He told GB News: “If the Prime Minister wants his Government to be re-elected at the next general election, we’ve got to get this right, this is the last opportunity to do so.
“We’ve done three failed bills in three years. Three strikes and we’re out.”
If they are selected, the amendments are unlikely to pass as they will not get Labour support, but the real test will come at the third reading when rebels may vote against the entire Bill.
The whips’ office said rumours that Mr Anderson, who does not hold a Government role but would be expected to back its positions, had been assured he could back the changes without being sacked were untrue.
Business Secretary Kemi Badenoch, who is popular among the Tory grassroots, is also understood to have called for asylum seekers to be prevented from lodging individual legal appeals against their removals to Kigali.
On the eve of the Commons showdown, Tory political strategist Isaac Levido warned feuding MPs at the 1922 committee of backbenchers: “Let me be clear. Divided parties fail.”
Earlier, Mr Sunak said he was “talking to all my colleagues” as he and his allies sought to avoid another open display of infighting between Conservative factions.
In an apparent attempt to woo wavering hardliners, he said there were circumstances under which he would be prepared to ignore injunctions from the European Court of Human Rights (ECHR) in Strasbourg – so-called Rule 39 orders – blocking flights from taking off to Rwanda.
Speaking to GB News, the Prime Minister said: “I don’t think Strasbourg will intervene because of the checks and balances in our system, but of course there will be individual circumstances that people will want us to consider on the facts.
“If you’re asking me are there circumstances in which I’m prepared to ignore those rule 39s, then, yes, of course there are.”
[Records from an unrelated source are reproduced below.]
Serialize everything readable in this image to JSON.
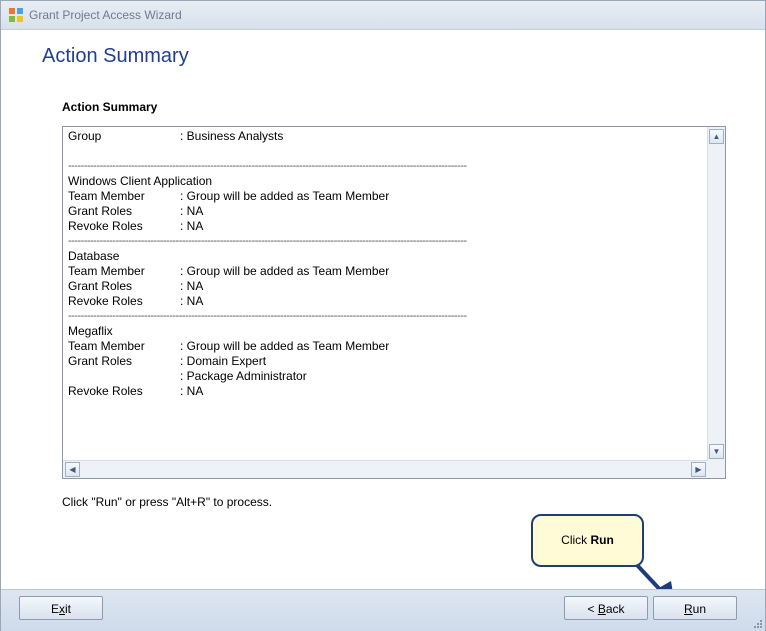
{
  "window": {
    "title": "Grant Project Access Wizard"
  },
  "page": {
    "heading": "Action Summary",
    "section_label": "Action Summary"
  },
  "summary": {
    "lines": [
      {
        "type": "kv",
        "key": "Group",
        "value": ": Business Analysts"
      },
      {
        "type": "blank"
      },
      {
        "type": "sep",
        "text": "------------------------------------------------------------------------------------------------------------------------------"
      },
      {
        "type": "text",
        "text": "Windows Client Application"
      },
      {
        "type": "kv",
        "key": "Team Member",
        "value": ": Group will be added as Team Member"
      },
      {
        "type": "kv",
        "key": "Grant Roles",
        "value": ": NA"
      },
      {
        "type": "kv",
        "key": "Revoke Roles",
        "value": ": NA"
      },
      {
        "type": "sep",
        "text": "------------------------------------------------------------------------------------------------------------------------------"
      },
      {
        "type": "text",
        "text": "Database"
      },
      {
        "type": "kv",
        "key": "Team Member",
        "value": ": Group will be added as Team Member"
      },
      {
        "type": "kv",
        "key": "Grant Roles",
        "value": ": NA"
      },
      {
        "type": "kv",
        "key": "Revoke Roles",
        "value": ": NA"
      },
      {
        "type": "sep",
        "text": "------------------------------------------------------------------------------------------------------------------------------"
      },
      {
        "type": "text",
        "text": "Megaflix"
      },
      {
        "type": "kv",
        "key": "Team Member",
        "value": ": Group will be added as Team Member"
      },
      {
        "type": "kv",
        "key": "Grant Roles",
        "value": ": Domain Expert"
      },
      {
        "type": "kv",
        "key": "",
        "value": ": Package Administrator"
      },
      {
        "type": "kv",
        "key": "Revoke Roles",
        "value": ": NA"
      }
    ]
  },
  "hint": "Click \"Run\" or press \"Alt+R\" to process.",
  "callout": {
    "prefix": "Click ",
    "emphasis": "Run"
  },
  "buttons": {
    "exit": {
      "label": "Exit",
      "mnemonic_index": 1
    },
    "back": {
      "label": "< Back",
      "mnemonic_index": 2
    },
    "run": {
      "label": "Run",
      "mnemonic_index": 0
    }
  },
  "colors": {
    "heading": "#1f3f8f",
    "callout_fill": "#fffbd6",
    "callout_border": "#1d3d78"
  }
}
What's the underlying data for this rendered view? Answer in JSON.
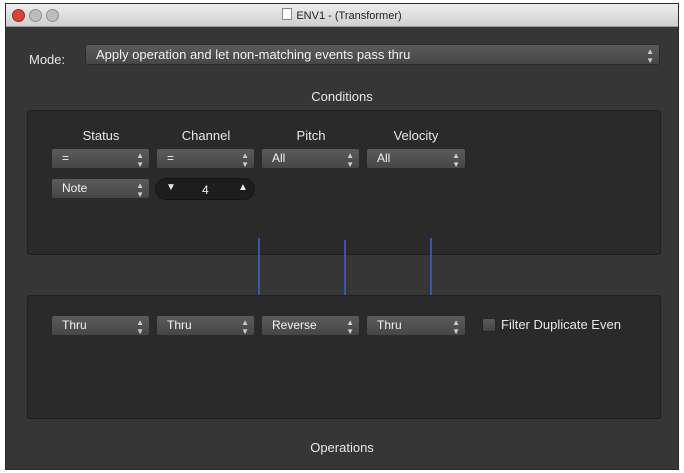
{
  "window": {
    "title": "ENV1 - (Transformer)"
  },
  "mode": {
    "label": "Mode:",
    "value": "Apply operation and let non-matching events pass thru"
  },
  "conditions": {
    "title": "Conditions",
    "columns": [
      "Status",
      "Channel",
      "Pitch",
      "Velocity"
    ],
    "row1": [
      "=",
      "=",
      "All",
      "All"
    ],
    "status_value": "Note",
    "channel_value": "4"
  },
  "operations": {
    "title": "Operations",
    "row": [
      "Thru",
      "Thru",
      "Reverse",
      "Thru"
    ],
    "filter_label": "Filter Duplicate Even"
  },
  "colors": {
    "window_bg": "#363636",
    "panel_bg": "#2a2a2a",
    "connector_line": "#3b56a8"
  }
}
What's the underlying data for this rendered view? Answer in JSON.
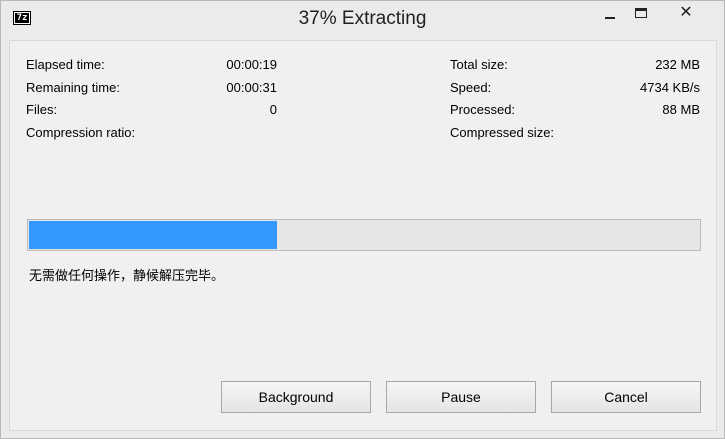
{
  "window": {
    "title": "37% Extracting",
    "app_icon_text": "7z"
  },
  "stats_left": [
    {
      "label": "Elapsed time:",
      "value": "00:00:19"
    },
    {
      "label": "Remaining time:",
      "value": "00:00:31"
    },
    {
      "label": "Files:",
      "value": "0"
    },
    {
      "label": "Compression ratio:",
      "value": ""
    }
  ],
  "stats_right": [
    {
      "label": "Total size:",
      "value": "232 MB"
    },
    {
      "label": "Speed:",
      "value": "4734 KB/s"
    },
    {
      "label": "Processed:",
      "value": "88 MB"
    },
    {
      "label": "Compressed size:",
      "value": ""
    }
  ],
  "progress": {
    "fraction": 0.37,
    "color": "#3399ff"
  },
  "status_message": "无需做任何操作，静候解压完毕。",
  "buttons": {
    "background": "Background",
    "pause": "Pause",
    "cancel": "Cancel"
  },
  "icons": {
    "minimize": "minimize-icon",
    "maximize": "maximize-icon",
    "close": "close-icon"
  }
}
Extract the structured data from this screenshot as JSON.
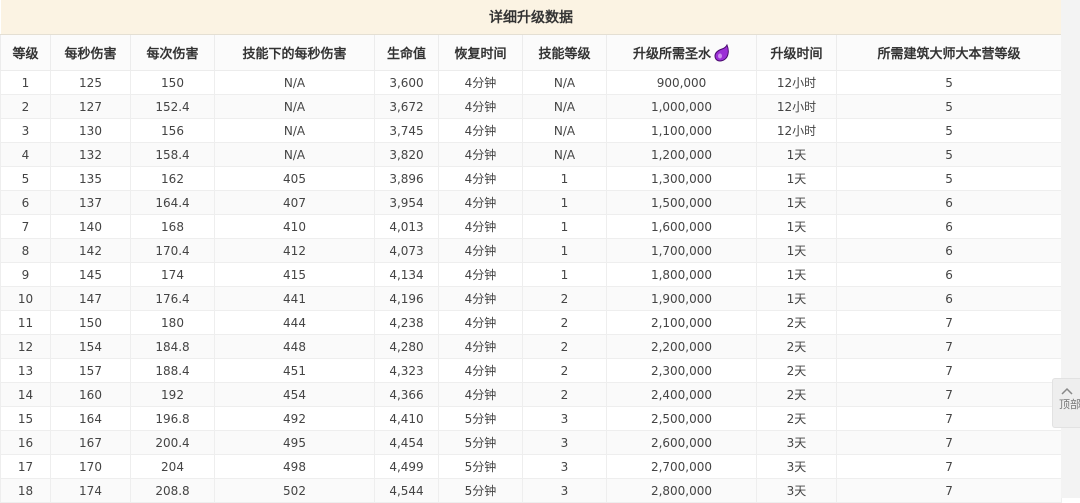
{
  "table": {
    "title": "详细升级数据",
    "headers": [
      "等级",
      "每秒伤害",
      "每次伤害",
      "技能下的每秒伤害",
      "生命值",
      "恢复时间",
      "技能等级",
      "升级所需圣水",
      "升级时间",
      "所需建筑大师大本营等级"
    ],
    "rows": [
      [
        "1",
        "125",
        "150",
        "N/A",
        "3,600",
        "4分钟",
        "N/A",
        "900,000",
        "12小时",
        "5"
      ],
      [
        "2",
        "127",
        "152.4",
        "N/A",
        "3,672",
        "4分钟",
        "N/A",
        "1,000,000",
        "12小时",
        "5"
      ],
      [
        "3",
        "130",
        "156",
        "N/A",
        "3,745",
        "4分钟",
        "N/A",
        "1,100,000",
        "12小时",
        "5"
      ],
      [
        "4",
        "132",
        "158.4",
        "N/A",
        "3,820",
        "4分钟",
        "N/A",
        "1,200,000",
        "1天",
        "5"
      ],
      [
        "5",
        "135",
        "162",
        "405",
        "3,896",
        "4分钟",
        "1",
        "1,300,000",
        "1天",
        "5"
      ],
      [
        "6",
        "137",
        "164.4",
        "407",
        "3,954",
        "4分钟",
        "1",
        "1,500,000",
        "1天",
        "6"
      ],
      [
        "7",
        "140",
        "168",
        "410",
        "4,013",
        "4分钟",
        "1",
        "1,600,000",
        "1天",
        "6"
      ],
      [
        "8",
        "142",
        "170.4",
        "412",
        "4,073",
        "4分钟",
        "1",
        "1,700,000",
        "1天",
        "6"
      ],
      [
        "9",
        "145",
        "174",
        "415",
        "4,134",
        "4分钟",
        "1",
        "1,800,000",
        "1天",
        "6"
      ],
      [
        "10",
        "147",
        "176.4",
        "441",
        "4,196",
        "4分钟",
        "2",
        "1,900,000",
        "1天",
        "6"
      ],
      [
        "11",
        "150",
        "180",
        "444",
        "4,238",
        "4分钟",
        "2",
        "2,100,000",
        "2天",
        "7"
      ],
      [
        "12",
        "154",
        "184.8",
        "448",
        "4,280",
        "4分钟",
        "2",
        "2,200,000",
        "2天",
        "7"
      ],
      [
        "13",
        "157",
        "188.4",
        "451",
        "4,323",
        "4分钟",
        "2",
        "2,300,000",
        "2天",
        "7"
      ],
      [
        "14",
        "160",
        "192",
        "454",
        "4,366",
        "4分钟",
        "2",
        "2,400,000",
        "2天",
        "7"
      ],
      [
        "15",
        "164",
        "196.8",
        "492",
        "4,410",
        "5分钟",
        "3",
        "2,500,000",
        "2天",
        "7"
      ],
      [
        "16",
        "167",
        "200.4",
        "495",
        "4,454",
        "5分钟",
        "3",
        "2,600,000",
        "3天",
        "7"
      ],
      [
        "17",
        "170",
        "204",
        "498",
        "4,499",
        "5分钟",
        "3",
        "2,700,000",
        "3天",
        "7"
      ],
      [
        "18",
        "174",
        "208.8",
        "502",
        "4,544",
        "5分钟",
        "3",
        "2,800,000",
        "3天",
        "7"
      ]
    ]
  },
  "icons": {
    "elixir": "elixir-drop-icon",
    "back_to_top": "chevron-up-icon"
  },
  "colors": {
    "title_bg": "#fbf3e3",
    "elixir": "#9b2fd6"
  },
  "back_to_top": {
    "label": "顶部"
  }
}
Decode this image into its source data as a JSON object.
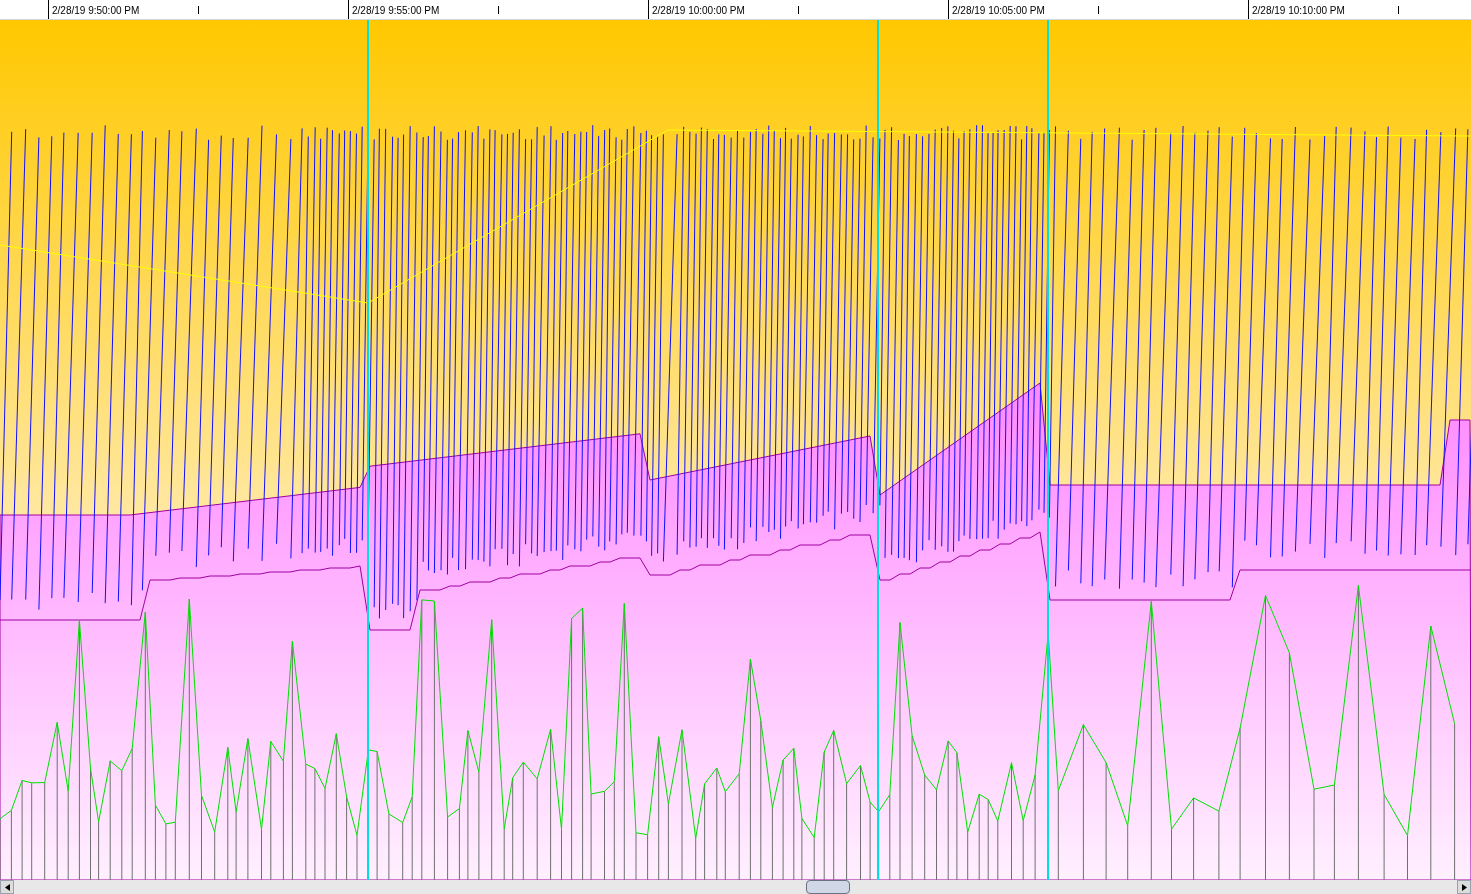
{
  "time_axis": {
    "labels": [
      "2/28/19 9:50:00 PM",
      "2/28/19 9:55:00 PM",
      "2/28/19 10:00:00 PM",
      "2/28/19 10:05:00 PM",
      "2/28/19 10:10:00 PM"
    ]
  }
}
But rebels dismissed the claim, with right-winger Sir John Hayes saying Mr Sunak’s verbal promises were not enough.
“The pledge needs to be backed up by legal provisions,” he told Andrew Marr on LBC.
If the rebels were successful, blocking the Prime Minister’s flagship Bill would trigger fresh chaos, which might make opponents toe the line to let it pass.
Meanwhile, centrist Tories warned that any caving to right-wingers’ demands would “cause problems” for them.
Ahead of a meeting of the One Nation group of Conservative MPs in Parliament, former justice secretary Sir Robert Buckland told the PA news agency: “I think in a nutshell, the Government would be best advised not to accept any of the amendments from my colleagues on the right, because the Bill then will cause a problem for us here.
“So we’re hoping that common sense will prevail.”
One Nation chairman Damian Green said: “We’ve made our position clear that we, for all our reservations, we voted for the Bill at second reading. And we want the Government to carry it through unamended.”
Small boat crossings are down 20%. But we need to go further.
Under my leadership, we will stop the boats. pic.twitter.com/U45bkGPb6Z
— Rishi Sunak (@RishiSunak) June 5, 2023
Mr Sunak has previously argued that moving a further “inch” on the Bill would risk the Rwandan government quitting the deal.
The Government’s Bill and a treaty with Rwanda are intended to make the scheme legally watertight following a Supreme Court ruling against the plan.
As part of the plan to deter small boat crossings of the English Channel, ministers want to be able to send migrants on a one-way trip to Rwanda, where they will be able to seek asylum.
The scale of the small boats problem was highlighted on Sunday when five more people died trying to cross the Channel from France.